"I am very well aware of the Objection to modern Dresses in Pictures, that they are soon out of fashion & look awkward; but as that misfortune cannot be help'd we must set it against the unluckiness of fancied Dresses taking away Likenesses, the principal beauty and intention of a Portrait." - Thomas Gainsborough, 1826.
Known for his elegant full length portraits of British society figures, often depicted in front of elaborate landscapes, Thomas Gainsborough also developed a category of painting called "fancy pictures" that are romanticized landscape paintings of rustic rural figures. Although he loved landscape painting, he was involved in the more lucrative portraiture market. He was adept at oil painting techniques, particularly glazes and scumbling and even experimented with different grounds including glass with a back-lit light source. His skills extended to a number of new graphic techniques, such as aquatint and soft ground etching.
Gainsborough was an artistic prodigy and studied with local artists in Suffolk before moving to London to train under the French engraver Hubert Gravelot and later Francis Hayman. He likely studied at St Martin Lane Academy, a school founded by William Hogarth. He never traveled to the continent and lived in Sudbury, Ipswich, Bath and London where he pursued a steadily growing market for his society portraits. Gainsborough was a founding member of the Royal Academy and he had a famous rivalry with Joshua Reynolds, the first President of the Academy.
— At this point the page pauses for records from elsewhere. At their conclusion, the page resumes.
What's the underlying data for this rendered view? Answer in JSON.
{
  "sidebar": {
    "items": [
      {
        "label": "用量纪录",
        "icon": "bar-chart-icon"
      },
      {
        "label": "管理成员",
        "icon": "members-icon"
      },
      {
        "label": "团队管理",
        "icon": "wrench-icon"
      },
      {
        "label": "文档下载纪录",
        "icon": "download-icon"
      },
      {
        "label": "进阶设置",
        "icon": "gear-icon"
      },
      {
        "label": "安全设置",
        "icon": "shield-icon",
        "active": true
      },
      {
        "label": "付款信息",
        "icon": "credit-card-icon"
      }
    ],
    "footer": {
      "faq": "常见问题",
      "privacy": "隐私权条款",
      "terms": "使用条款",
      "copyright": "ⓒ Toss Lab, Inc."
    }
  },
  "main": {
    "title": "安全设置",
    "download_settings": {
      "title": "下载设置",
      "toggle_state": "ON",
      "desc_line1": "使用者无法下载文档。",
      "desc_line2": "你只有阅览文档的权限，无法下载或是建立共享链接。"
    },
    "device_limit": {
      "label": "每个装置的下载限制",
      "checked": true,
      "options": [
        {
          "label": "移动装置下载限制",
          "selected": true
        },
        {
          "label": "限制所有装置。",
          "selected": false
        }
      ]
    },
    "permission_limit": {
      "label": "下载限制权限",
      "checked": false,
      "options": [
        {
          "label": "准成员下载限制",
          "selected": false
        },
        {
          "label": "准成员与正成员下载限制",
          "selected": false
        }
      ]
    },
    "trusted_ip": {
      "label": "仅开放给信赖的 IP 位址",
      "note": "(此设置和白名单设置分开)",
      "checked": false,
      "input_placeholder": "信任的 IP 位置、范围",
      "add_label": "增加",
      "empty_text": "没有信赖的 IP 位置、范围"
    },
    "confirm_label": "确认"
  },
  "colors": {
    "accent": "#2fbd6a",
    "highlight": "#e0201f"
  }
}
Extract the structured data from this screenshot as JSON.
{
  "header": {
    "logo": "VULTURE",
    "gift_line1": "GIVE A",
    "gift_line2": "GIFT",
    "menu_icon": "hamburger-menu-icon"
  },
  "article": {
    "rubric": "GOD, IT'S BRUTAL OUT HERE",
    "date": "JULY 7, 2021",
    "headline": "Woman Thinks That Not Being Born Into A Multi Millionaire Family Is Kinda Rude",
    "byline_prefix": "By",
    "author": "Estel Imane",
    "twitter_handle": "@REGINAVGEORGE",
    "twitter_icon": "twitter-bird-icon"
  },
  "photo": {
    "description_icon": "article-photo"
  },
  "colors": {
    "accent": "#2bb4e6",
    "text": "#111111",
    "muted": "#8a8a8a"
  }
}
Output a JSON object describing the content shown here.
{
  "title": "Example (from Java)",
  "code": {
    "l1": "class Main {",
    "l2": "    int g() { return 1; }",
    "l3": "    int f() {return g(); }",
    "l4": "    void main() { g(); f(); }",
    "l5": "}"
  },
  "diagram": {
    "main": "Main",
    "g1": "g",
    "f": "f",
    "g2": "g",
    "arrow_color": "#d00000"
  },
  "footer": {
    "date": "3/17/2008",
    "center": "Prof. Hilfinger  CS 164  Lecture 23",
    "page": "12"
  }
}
Gainsborough's sensitivity to his sitter's social role, his creative compositions and his alertness to the social and political changes occurring in England have made his work an indispensable record. His painting practice was so well established that he made portraits of the Royal Family in 1780. Gainsborough's Ignatius Sancho was the first European painting to enter the National Gallery's collection.